- **About this task**:
Find the string "Your" in the listing and report every line that has it.

- **Dataset extract**:
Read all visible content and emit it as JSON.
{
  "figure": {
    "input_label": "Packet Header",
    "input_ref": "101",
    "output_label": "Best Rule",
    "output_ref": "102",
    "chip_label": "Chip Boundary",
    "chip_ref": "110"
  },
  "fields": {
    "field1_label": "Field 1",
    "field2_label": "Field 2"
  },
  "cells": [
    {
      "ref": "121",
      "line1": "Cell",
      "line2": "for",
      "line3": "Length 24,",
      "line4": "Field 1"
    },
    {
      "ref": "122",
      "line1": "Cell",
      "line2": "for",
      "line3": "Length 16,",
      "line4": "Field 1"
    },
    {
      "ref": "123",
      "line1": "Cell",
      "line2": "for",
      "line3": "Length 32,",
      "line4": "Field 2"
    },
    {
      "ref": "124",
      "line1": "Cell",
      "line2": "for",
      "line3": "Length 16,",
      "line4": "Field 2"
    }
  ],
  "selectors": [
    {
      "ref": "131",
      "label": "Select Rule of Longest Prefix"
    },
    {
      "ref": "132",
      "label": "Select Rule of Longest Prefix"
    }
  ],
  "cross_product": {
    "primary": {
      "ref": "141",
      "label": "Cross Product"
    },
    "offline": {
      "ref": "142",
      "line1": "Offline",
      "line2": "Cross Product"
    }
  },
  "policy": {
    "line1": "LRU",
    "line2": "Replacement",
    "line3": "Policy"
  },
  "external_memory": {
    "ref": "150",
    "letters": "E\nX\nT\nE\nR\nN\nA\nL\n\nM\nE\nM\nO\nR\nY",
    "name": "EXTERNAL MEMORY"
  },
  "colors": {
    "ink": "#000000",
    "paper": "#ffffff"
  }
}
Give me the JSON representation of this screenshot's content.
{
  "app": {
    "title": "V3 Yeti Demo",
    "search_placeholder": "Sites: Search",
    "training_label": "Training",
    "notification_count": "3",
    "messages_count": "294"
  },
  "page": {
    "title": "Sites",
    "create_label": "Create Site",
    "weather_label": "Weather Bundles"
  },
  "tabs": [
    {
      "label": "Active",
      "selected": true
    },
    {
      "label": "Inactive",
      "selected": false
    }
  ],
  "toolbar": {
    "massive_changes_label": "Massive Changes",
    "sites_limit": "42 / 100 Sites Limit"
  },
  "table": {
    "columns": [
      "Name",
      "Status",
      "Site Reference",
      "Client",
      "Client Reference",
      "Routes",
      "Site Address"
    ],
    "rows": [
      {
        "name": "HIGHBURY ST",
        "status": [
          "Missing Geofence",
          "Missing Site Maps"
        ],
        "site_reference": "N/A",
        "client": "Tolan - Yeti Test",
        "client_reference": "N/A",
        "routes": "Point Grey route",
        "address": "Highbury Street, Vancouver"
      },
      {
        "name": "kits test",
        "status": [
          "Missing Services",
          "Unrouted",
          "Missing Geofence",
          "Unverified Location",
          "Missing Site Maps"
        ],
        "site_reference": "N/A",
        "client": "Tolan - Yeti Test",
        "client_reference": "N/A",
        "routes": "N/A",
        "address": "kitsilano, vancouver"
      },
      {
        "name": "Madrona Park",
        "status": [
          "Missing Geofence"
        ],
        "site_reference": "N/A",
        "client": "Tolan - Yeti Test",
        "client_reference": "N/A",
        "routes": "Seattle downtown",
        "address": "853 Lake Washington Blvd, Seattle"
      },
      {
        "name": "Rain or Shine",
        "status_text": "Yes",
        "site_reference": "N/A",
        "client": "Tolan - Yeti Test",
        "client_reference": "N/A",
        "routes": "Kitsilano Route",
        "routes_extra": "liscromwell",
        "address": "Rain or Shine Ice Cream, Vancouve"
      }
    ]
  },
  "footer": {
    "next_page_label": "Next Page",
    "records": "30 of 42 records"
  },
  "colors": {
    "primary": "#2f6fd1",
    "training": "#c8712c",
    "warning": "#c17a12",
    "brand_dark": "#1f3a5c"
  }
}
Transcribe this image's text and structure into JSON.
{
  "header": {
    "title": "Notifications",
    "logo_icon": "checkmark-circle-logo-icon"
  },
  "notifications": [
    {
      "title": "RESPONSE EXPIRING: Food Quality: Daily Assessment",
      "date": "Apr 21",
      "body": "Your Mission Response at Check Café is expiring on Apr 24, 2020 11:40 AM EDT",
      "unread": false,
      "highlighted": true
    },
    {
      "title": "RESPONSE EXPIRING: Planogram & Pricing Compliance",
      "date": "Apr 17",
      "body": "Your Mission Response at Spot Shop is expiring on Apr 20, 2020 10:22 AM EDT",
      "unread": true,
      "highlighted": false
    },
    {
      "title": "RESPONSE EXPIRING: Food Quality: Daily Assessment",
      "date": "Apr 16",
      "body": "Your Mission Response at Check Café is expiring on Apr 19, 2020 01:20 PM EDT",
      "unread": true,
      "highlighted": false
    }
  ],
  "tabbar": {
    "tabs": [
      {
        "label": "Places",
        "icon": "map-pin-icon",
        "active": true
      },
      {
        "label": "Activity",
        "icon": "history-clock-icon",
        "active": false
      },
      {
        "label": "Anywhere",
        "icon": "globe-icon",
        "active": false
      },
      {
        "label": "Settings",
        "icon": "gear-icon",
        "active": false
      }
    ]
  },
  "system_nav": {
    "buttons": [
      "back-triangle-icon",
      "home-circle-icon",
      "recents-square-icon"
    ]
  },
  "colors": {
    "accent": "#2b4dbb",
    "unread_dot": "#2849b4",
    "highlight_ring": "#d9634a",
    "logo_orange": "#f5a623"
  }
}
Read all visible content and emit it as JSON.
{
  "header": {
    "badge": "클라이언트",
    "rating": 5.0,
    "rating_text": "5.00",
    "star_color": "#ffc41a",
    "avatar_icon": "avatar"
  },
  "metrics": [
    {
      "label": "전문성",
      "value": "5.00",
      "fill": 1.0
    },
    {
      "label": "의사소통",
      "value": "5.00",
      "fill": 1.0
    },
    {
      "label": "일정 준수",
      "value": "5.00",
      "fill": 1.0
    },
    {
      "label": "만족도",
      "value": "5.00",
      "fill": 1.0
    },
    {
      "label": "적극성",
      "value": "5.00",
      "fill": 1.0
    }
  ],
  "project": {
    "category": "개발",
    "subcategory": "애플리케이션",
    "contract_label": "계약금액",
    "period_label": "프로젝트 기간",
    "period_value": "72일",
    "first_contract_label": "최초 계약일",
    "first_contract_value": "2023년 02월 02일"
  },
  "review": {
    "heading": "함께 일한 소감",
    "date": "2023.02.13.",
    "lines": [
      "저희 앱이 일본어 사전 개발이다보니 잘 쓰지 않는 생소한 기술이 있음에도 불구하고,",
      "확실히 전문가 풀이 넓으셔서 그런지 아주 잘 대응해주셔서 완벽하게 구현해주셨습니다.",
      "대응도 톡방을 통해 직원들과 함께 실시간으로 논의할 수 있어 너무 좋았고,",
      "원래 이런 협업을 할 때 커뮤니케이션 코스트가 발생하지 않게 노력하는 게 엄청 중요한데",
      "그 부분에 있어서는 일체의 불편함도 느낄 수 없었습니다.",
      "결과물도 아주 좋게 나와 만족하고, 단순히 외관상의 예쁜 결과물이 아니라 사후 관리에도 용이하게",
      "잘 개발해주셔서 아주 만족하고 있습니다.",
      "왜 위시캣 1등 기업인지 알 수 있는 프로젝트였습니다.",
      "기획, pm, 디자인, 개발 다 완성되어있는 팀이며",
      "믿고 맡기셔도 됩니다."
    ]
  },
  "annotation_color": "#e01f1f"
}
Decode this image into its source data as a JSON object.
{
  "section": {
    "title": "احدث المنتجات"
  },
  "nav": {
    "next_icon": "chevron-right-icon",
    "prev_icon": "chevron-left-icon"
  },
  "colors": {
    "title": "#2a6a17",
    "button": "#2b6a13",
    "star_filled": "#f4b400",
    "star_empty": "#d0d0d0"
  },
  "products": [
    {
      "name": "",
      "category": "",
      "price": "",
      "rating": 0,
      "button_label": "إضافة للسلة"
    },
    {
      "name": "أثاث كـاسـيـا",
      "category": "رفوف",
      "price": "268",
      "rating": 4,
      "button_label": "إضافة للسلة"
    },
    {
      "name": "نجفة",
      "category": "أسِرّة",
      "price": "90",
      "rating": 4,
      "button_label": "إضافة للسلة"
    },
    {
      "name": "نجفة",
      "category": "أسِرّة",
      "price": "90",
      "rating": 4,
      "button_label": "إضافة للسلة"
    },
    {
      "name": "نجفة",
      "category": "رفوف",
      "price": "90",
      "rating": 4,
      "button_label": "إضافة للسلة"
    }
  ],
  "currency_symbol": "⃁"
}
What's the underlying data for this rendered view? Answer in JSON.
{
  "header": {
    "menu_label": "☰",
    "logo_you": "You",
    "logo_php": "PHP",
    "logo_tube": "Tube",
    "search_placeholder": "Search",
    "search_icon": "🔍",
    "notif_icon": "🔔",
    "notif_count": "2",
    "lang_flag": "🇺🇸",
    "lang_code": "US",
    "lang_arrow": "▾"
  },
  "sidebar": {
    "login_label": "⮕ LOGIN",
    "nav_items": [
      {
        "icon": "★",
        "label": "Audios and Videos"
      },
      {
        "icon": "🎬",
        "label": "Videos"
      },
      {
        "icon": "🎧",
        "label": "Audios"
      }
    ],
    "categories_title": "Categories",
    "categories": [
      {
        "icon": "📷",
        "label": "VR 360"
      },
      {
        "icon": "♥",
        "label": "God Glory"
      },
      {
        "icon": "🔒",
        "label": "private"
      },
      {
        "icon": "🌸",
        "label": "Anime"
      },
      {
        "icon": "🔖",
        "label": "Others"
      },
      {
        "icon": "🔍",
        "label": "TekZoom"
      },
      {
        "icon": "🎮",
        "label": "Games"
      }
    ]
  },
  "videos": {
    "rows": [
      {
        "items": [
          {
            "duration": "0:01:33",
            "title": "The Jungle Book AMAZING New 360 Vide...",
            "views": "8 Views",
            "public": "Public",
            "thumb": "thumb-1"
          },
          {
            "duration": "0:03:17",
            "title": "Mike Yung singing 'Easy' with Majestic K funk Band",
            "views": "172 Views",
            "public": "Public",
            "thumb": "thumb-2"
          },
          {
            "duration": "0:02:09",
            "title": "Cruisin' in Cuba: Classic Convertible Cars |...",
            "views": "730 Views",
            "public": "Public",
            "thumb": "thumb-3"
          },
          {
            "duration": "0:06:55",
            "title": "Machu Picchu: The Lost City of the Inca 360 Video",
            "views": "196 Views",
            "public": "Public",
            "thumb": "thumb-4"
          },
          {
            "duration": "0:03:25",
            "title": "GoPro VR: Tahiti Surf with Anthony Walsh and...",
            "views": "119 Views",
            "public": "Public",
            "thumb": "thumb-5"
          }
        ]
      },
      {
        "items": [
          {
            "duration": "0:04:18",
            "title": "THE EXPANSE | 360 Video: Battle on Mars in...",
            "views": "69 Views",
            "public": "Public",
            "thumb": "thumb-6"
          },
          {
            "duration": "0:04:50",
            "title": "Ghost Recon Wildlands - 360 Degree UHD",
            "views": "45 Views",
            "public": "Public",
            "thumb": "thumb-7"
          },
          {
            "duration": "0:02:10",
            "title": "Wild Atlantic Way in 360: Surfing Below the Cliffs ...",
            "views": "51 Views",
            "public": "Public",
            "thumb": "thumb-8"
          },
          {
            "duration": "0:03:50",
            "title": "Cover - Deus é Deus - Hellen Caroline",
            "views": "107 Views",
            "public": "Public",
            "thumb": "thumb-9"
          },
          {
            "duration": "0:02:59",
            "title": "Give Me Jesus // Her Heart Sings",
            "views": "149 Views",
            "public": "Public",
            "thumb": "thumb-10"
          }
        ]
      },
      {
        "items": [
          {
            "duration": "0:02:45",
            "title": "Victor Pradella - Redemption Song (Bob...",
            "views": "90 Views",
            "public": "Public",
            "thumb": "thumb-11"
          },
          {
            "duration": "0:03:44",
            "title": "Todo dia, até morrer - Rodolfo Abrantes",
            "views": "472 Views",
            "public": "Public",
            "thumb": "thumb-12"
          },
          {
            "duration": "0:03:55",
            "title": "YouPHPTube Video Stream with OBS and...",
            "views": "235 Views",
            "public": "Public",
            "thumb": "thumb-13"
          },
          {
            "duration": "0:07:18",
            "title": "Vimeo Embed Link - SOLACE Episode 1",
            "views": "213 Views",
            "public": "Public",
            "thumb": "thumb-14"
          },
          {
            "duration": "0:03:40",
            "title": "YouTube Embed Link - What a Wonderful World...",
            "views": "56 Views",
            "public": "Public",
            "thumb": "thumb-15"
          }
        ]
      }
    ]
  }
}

- **Answer section**:
      "body": "Your Mission Response at Check Café is expiring on Apr 24, 2020 11:40 AM EDT",
      "body": "Your Mission Response at Spot Shop is expiring on Apr 20, 2020 10:22 AM EDT",
      "body": "Your Mission Response at Check Café is expiring on Apr 19, 2020 01:20 PM EDT",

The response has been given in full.